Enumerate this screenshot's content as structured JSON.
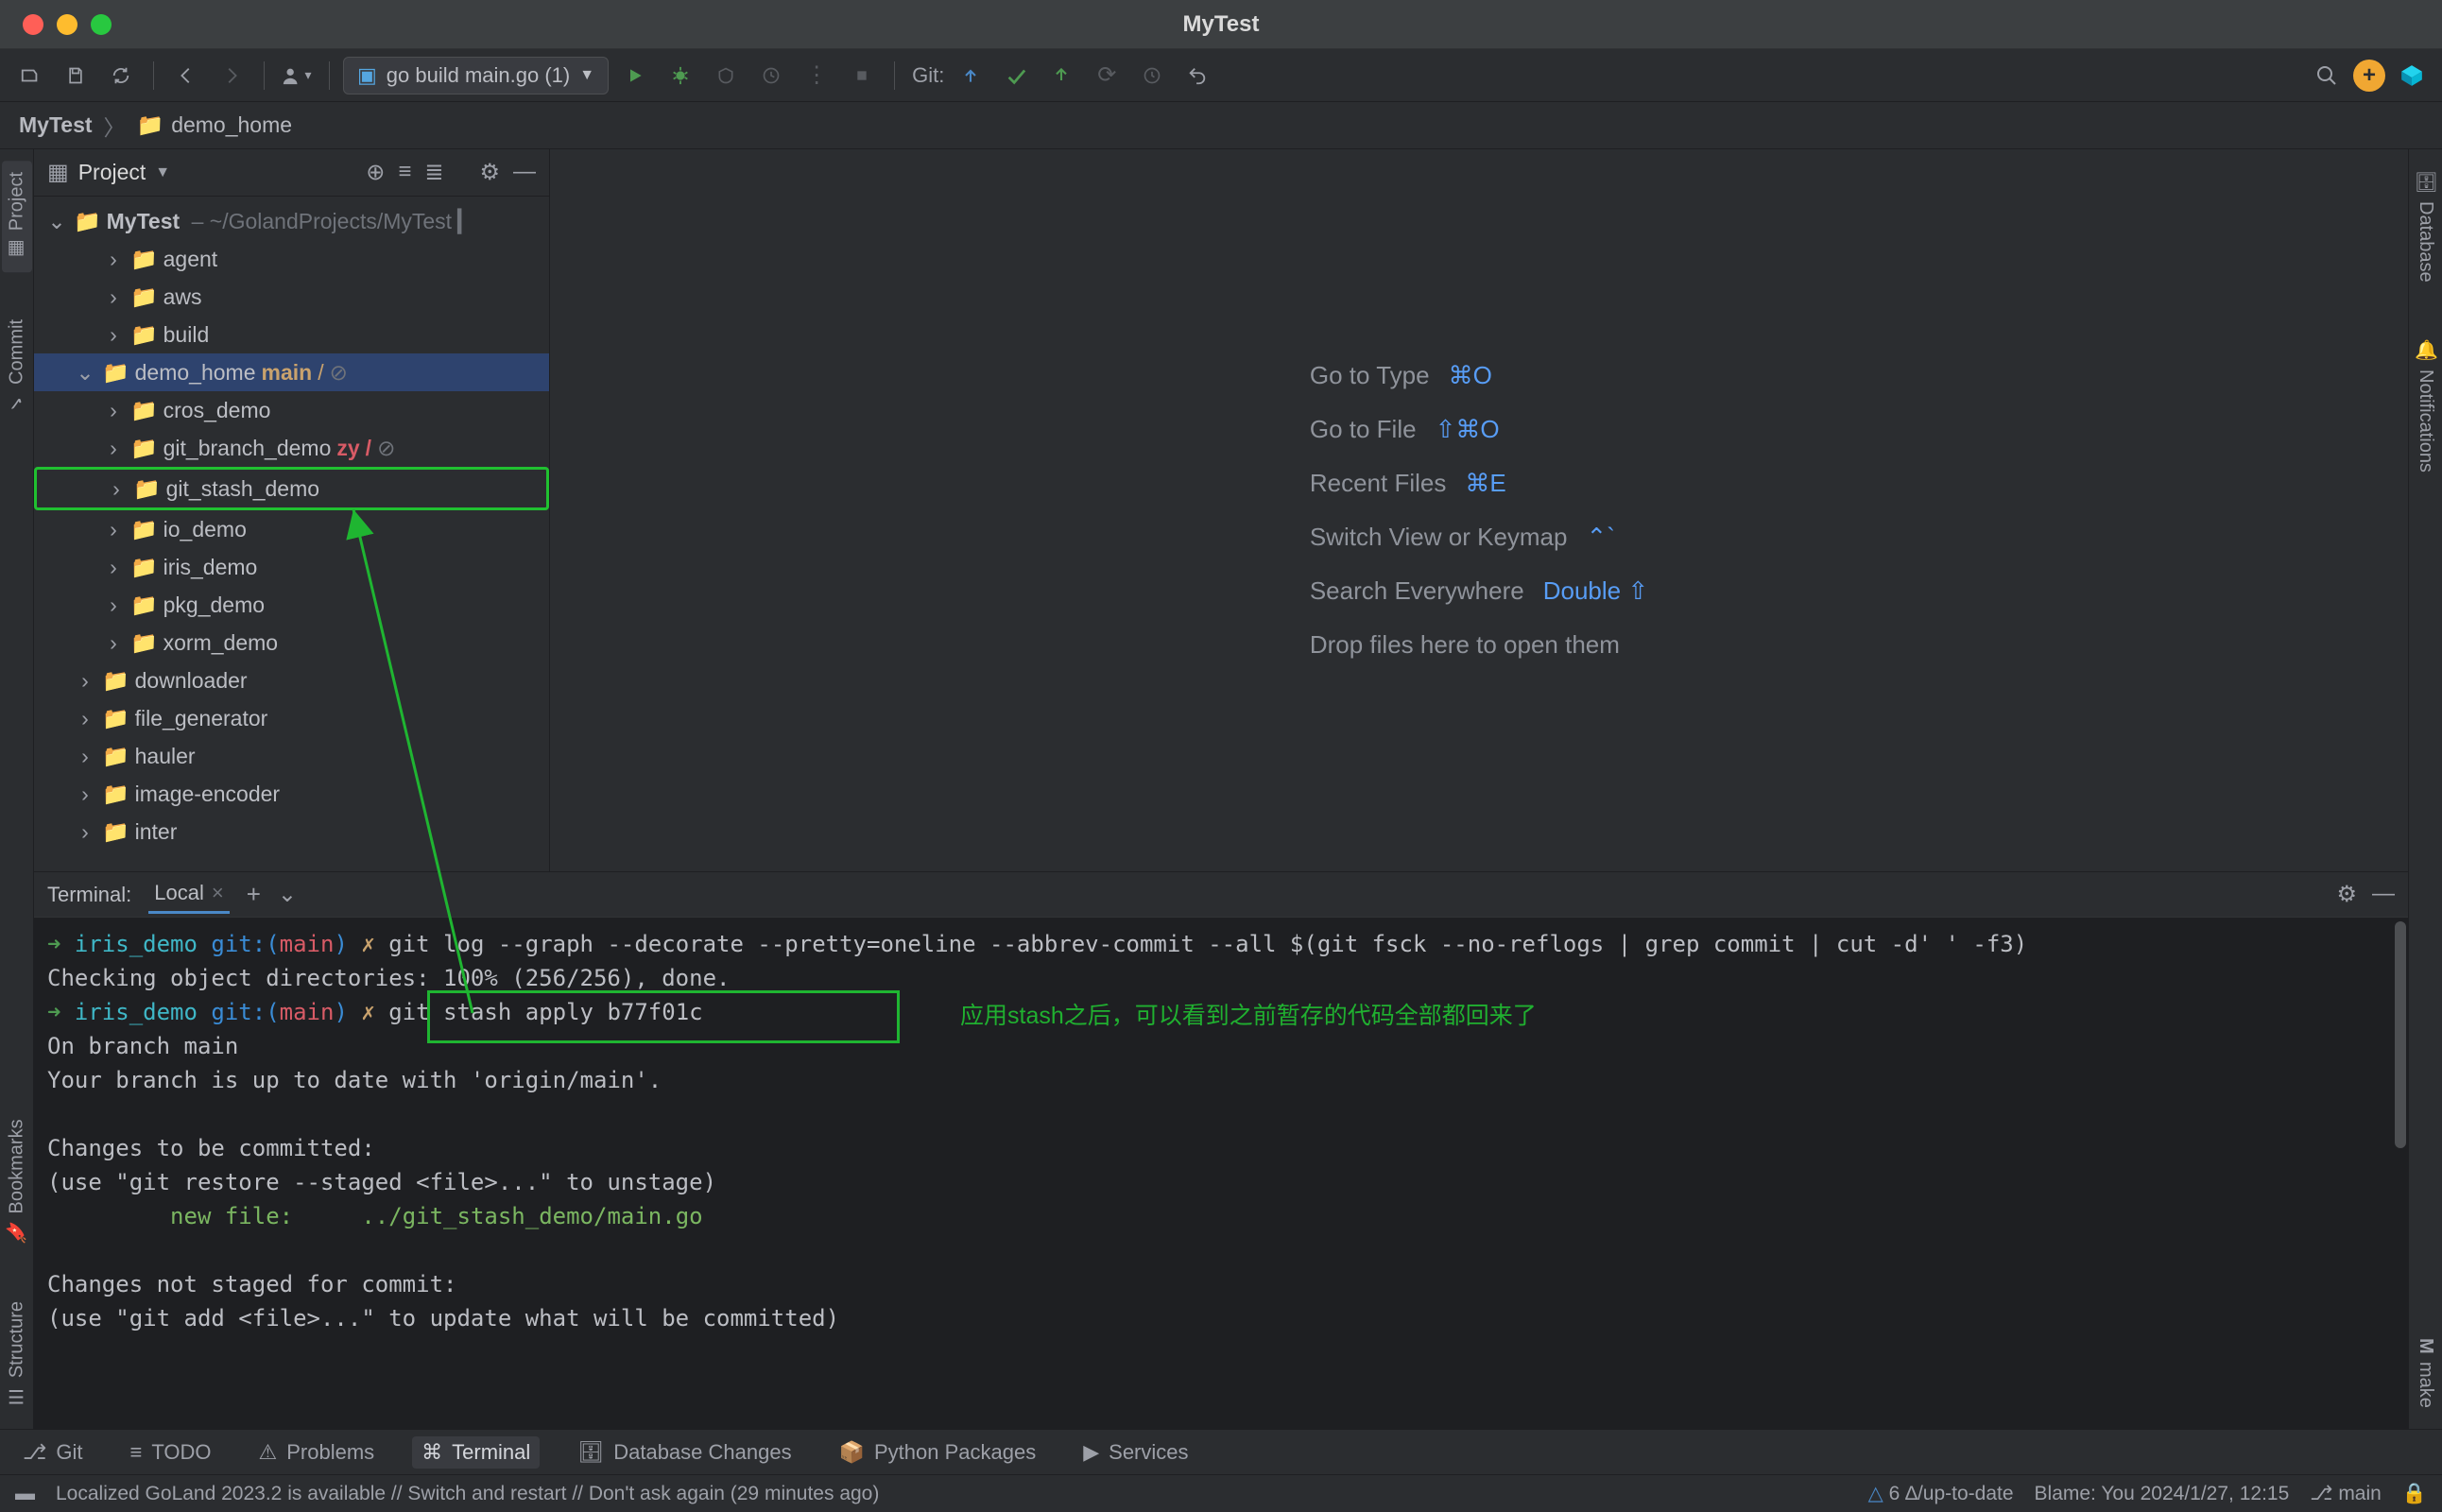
{
  "window": {
    "title": "MyTest"
  },
  "toolbar": {
    "run_config_label": "go build main.go (1)",
    "git_label": "Git:"
  },
  "breadcrumb": {
    "root": "MyTest",
    "child": "demo_home"
  },
  "gutters": {
    "left": [
      "Project",
      "Commit"
    ],
    "left_bottom": [
      "Bookmarks",
      "Structure"
    ],
    "right": [
      "Database",
      "Notifications"
    ],
    "right_bottom": [
      "make"
    ]
  },
  "project": {
    "header": "Project",
    "root": {
      "name": "MyTest",
      "path": " ~/GolandProjects/MyTest"
    },
    "items": [
      {
        "name": "agent",
        "depth": 2
      },
      {
        "name": "aws",
        "depth": 2
      },
      {
        "name": "build",
        "depth": 2
      },
      {
        "name": "demo_home",
        "depth": 1,
        "expanded": true,
        "selected": true,
        "branch": "main",
        "branch_icon": "stash"
      },
      {
        "name": "cros_demo",
        "depth": 2
      },
      {
        "name": "git_branch_demo",
        "depth": 2,
        "branch": "zy",
        "branch_icon": "stash",
        "zy": true
      },
      {
        "name": "git_stash_demo",
        "depth": 2,
        "boxed": true
      },
      {
        "name": "io_demo",
        "depth": 2
      },
      {
        "name": "iris_demo",
        "depth": 2
      },
      {
        "name": "pkg_demo",
        "depth": 2
      },
      {
        "name": "xorm_demo",
        "depth": 2
      },
      {
        "name": "downloader",
        "depth": 1
      },
      {
        "name": "file_generator",
        "depth": 1
      },
      {
        "name": "hauler",
        "depth": 1
      },
      {
        "name": "image-encoder",
        "depth": 1
      },
      {
        "name": "inter",
        "depth": 1
      }
    ]
  },
  "editor_hints": [
    {
      "label": "Go to Type",
      "kbd": "⌘O"
    },
    {
      "label": "Go to File",
      "kbd": "⇧⌘O"
    },
    {
      "label": "Recent Files",
      "kbd": "⌘E"
    },
    {
      "label": "Switch View or Keymap",
      "kbd": "⌃`"
    },
    {
      "label": "Search Everywhere",
      "kbd": "Double ⇧"
    },
    {
      "label": "Drop files here to open them",
      "kbd": ""
    }
  ],
  "terminal": {
    "title": "Terminal:",
    "tab": "Local",
    "prompt_dir": "iris_demo",
    "prompt_git": "git:",
    "prompt_branch": "main",
    "lines": {
      "cmd1": "git log --graph --decorate --pretty=oneline --abbrev-commit --all $(git fsck --no-reflogs | grep commit | cut -d' ' -f3)",
      "out1": "Checking object directories: 100% (256/256), done.",
      "cmd2": "git stash apply b77f01c",
      "out2": "On branch main",
      "out3": "Your branch is up to date with 'origin/main'.",
      "out4": "Changes to be committed:",
      "out5": "  (use \"git restore --staged <file>...\" to unstage)",
      "out6_a": "new file:",
      "out6_b": "../git_stash_demo/main.go",
      "out7": "Changes not staged for commit:",
      "out8": "  (use \"git add <file>...\" to update what will be committed)"
    },
    "annotation": "应用stash之后，可以看到之前暂存的代码全部都回来了"
  },
  "bottom_tabs": [
    {
      "label": "Git",
      "icon": "branch"
    },
    {
      "label": "TODO",
      "icon": "list"
    },
    {
      "label": "Problems",
      "icon": "warn"
    },
    {
      "label": "Terminal",
      "icon": "term",
      "active": true
    },
    {
      "label": "Database Changes",
      "icon": "db"
    },
    {
      "label": "Python Packages",
      "icon": "pkg"
    },
    {
      "label": "Services",
      "icon": "play"
    }
  ],
  "statusbar": {
    "message": "Localized GoLand 2023.2 is available // Switch and restart // Don't ask again (29 minutes ago)",
    "right1": "6 ∆/up-to-date",
    "right2": "Blame: You 2024/1/27, 12:15",
    "right3": "main"
  }
}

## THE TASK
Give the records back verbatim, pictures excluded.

## ANSWER
Enumerate this screenshot's content as structured JSON.
{
  "window": {
    "title": "MyTest"
  },
  "toolbar": {
    "run_config_label": "go build main.go (1)",
    "git_label": "Git:"
  },
  "breadcrumb": {
    "root": "MyTest",
    "child": "demo_home"
  },
  "gutters": {
    "left": [
      "Project",
      "Commit"
    ],
    "left_bottom": [
      "Bookmarks",
      "Structure"
    ],
    "right": [
      "Database",
      "Notifications"
    ],
    "right_bottom": [
      "make"
    ]
  },
  "project": {
    "header": "Project",
    "root": {
      "name": "MyTest",
      "path": " ~/GolandProjects/MyTest"
    },
    "items": [
      {
        "name": "agent",
        "depth": 2
      },
      {
        "name": "aws",
        "depth": 2
      },
      {
        "name": "build",
        "depth": 2
      },
      {
        "name": "demo_home",
        "depth": 1,
        "expanded": true,
        "selected": true,
        "branch": "main",
        "branch_icon": "stash"
      },
      {
        "name": "cros_demo",
        "depth": 2
      },
      {
        "name": "git_branch_demo",
        "depth": 2,
        "branch": "zy",
        "branch_icon": "stash",
        "zy": true
      },
      {
        "name": "git_stash_demo",
        "depth": 2,
        "boxed": true
      },
      {
        "name": "io_demo",
        "depth": 2
      },
      {
        "name": "iris_demo",
        "depth": 2
      },
      {
        "name": "pkg_demo",
        "depth": 2
      },
      {
        "name": "xorm_demo",
        "depth": 2
      },
      {
        "name": "downloader",
        "depth": 1
      },
      {
        "name": "file_generator",
        "depth": 1
      },
      {
        "name": "hauler",
        "depth": 1
      },
      {
        "name": "image-encoder",
        "depth": 1
      },
      {
        "name": "inter",
        "depth": 1
      }
    ]
  },
  "editor_hints": [
    {
      "label": "Go to Type",
      "kbd": "⌘O"
    },
    {
      "label": "Go to File",
      "kbd": "⇧⌘O"
    },
    {
      "label": "Recent Files",
      "kbd": "⌘E"
    },
    {
      "label": "Switch View or Keymap",
      "kbd": "⌃`"
    },
    {
      "label": "Search Everywhere",
      "kbd": "Double ⇧"
    },
    {
      "label": "Drop files here to open them",
      "kbd": ""
    }
  ],
  "terminal": {
    "title": "Terminal:",
    "tab": "Local",
    "prompt_dir": "iris_demo",
    "prompt_git": "git:",
    "prompt_branch": "main",
    "lines": {
      "cmd1": "git log --graph --decorate --pretty=oneline --abbrev-commit --all $(git fsck --no-reflogs | grep commit | cut -d' ' -f3)",
      "out1": "Checking object directories: 100% (256/256), done.",
      "cmd2": "git stash apply b77f01c",
      "out2": "On branch main",
      "out3": "Your branch is up to date with 'origin/main'.",
      "out4": "Changes to be committed:",
      "out5": "  (use \"git restore --staged <file>...\" to unstage)",
      "out6_a": "new file:",
      "out6_b": "../git_stash_demo/main.go",
      "out7": "Changes not staged for commit:",
      "out8": "  (use \"git add <file>...\" to update what will be committed)"
    },
    "annotation": "应用stash之后，可以看到之前暂存的代码全部都回来了"
  },
  "bottom_tabs": [
    {
      "label": "Git",
      "icon": "branch"
    },
    {
      "label": "TODO",
      "icon": "list"
    },
    {
      "label": "Problems",
      "icon": "warn"
    },
    {
      "label": "Terminal",
      "icon": "term",
      "active": true
    },
    {
      "label": "Database Changes",
      "icon": "db"
    },
    {
      "label": "Python Packages",
      "icon": "pkg"
    },
    {
      "label": "Services",
      "icon": "play"
    }
  ],
  "statusbar": {
    "message": "Localized GoLand 2023.2 is available // Switch and restart // Don't ask again (29 minutes ago)",
    "right1": "6 ∆/up-to-date",
    "right2": "Blame: You 2024/1/27, 12:15",
    "right3": "main"
  }
}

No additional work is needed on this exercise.